== About this task ==
Search through the entries for the word "type" and copy every line that has it.

[Web page and app entries]

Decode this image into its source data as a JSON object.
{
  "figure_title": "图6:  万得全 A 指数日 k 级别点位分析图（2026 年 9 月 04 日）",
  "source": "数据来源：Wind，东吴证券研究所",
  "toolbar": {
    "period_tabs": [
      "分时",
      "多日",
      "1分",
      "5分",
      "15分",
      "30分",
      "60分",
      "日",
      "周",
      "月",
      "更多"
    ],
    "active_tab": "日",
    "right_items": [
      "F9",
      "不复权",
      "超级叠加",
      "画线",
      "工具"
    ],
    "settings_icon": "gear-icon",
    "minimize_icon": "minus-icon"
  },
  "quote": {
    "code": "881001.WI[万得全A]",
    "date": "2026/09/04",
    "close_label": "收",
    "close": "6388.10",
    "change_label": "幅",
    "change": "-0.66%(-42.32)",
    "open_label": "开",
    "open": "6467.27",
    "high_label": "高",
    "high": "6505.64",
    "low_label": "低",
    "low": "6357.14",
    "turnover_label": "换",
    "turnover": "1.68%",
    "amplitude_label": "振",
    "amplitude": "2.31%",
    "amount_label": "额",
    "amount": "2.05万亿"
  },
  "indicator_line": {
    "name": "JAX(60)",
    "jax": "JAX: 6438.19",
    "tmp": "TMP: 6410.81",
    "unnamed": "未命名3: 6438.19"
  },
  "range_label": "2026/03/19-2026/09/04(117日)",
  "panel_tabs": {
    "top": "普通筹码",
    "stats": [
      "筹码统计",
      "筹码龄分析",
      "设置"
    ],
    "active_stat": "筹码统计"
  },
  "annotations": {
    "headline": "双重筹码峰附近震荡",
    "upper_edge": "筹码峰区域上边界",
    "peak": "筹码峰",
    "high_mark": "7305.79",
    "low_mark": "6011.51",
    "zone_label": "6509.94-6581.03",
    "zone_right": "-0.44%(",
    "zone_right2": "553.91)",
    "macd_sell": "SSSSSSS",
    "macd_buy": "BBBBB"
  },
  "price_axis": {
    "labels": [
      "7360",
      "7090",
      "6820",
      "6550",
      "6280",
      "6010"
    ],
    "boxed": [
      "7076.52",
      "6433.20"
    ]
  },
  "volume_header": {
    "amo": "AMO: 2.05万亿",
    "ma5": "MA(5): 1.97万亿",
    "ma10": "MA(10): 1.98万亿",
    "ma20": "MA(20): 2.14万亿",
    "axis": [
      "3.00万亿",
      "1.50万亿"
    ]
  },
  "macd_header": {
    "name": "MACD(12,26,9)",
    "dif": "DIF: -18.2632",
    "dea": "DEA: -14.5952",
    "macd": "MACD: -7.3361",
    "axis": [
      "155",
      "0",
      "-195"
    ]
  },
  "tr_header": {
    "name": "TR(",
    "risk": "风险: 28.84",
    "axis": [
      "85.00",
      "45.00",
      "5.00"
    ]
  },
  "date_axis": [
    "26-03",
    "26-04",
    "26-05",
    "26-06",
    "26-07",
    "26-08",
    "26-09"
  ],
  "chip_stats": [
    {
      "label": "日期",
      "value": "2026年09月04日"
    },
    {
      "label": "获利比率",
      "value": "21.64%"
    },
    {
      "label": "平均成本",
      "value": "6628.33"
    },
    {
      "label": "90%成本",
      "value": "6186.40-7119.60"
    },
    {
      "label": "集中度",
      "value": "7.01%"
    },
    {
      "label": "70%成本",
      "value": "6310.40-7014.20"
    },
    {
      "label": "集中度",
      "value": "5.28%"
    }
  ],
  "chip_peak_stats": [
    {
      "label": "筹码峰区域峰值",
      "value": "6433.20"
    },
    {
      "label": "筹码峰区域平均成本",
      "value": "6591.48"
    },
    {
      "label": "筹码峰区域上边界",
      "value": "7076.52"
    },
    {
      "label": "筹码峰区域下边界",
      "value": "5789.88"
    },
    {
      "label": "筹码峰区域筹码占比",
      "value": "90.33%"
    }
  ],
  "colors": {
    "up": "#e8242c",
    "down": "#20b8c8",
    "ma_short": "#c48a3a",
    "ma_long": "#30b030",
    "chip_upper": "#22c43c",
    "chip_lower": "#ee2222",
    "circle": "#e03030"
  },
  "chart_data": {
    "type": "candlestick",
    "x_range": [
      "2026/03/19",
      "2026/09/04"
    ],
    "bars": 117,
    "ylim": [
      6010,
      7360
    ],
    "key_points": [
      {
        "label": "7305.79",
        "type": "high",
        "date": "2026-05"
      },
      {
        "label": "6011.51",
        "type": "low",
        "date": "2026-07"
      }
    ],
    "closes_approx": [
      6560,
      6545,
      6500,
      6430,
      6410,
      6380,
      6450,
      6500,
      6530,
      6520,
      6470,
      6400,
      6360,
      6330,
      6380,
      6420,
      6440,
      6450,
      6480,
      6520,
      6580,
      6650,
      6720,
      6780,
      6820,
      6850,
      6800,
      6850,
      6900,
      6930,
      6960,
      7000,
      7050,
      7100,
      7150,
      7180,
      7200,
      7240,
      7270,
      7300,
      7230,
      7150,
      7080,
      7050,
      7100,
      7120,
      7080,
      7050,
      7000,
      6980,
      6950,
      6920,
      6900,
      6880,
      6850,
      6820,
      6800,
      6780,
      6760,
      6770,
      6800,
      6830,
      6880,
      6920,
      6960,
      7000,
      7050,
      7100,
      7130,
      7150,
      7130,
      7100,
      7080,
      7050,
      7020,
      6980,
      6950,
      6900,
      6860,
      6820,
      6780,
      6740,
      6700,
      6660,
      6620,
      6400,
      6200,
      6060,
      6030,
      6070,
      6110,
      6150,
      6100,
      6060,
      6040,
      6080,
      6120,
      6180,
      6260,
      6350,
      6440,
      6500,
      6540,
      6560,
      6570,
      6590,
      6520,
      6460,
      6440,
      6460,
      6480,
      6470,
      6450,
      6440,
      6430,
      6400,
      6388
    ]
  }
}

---

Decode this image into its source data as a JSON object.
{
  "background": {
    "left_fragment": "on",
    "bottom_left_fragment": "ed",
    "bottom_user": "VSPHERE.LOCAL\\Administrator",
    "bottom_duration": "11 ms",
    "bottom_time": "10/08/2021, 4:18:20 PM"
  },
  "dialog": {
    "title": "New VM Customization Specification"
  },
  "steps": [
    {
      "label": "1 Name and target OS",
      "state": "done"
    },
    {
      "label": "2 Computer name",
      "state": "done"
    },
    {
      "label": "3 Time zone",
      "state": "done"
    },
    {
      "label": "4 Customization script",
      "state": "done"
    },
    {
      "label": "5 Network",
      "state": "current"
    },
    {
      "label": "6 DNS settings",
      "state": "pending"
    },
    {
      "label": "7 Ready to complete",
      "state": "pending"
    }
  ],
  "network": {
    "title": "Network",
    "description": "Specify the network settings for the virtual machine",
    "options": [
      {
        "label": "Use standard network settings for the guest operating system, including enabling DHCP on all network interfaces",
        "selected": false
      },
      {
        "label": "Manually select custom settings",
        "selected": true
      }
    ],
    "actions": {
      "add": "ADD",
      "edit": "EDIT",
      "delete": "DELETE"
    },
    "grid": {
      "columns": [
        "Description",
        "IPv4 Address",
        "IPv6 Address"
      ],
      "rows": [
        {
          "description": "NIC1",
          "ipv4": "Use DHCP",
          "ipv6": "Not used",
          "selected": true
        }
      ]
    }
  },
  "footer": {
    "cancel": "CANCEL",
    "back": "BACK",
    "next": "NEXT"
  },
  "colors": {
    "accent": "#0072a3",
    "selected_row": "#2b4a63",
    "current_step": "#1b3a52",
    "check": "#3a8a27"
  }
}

== Problem solution ==
    "type": "candlestick",
        "type": "high",
        "type": "low",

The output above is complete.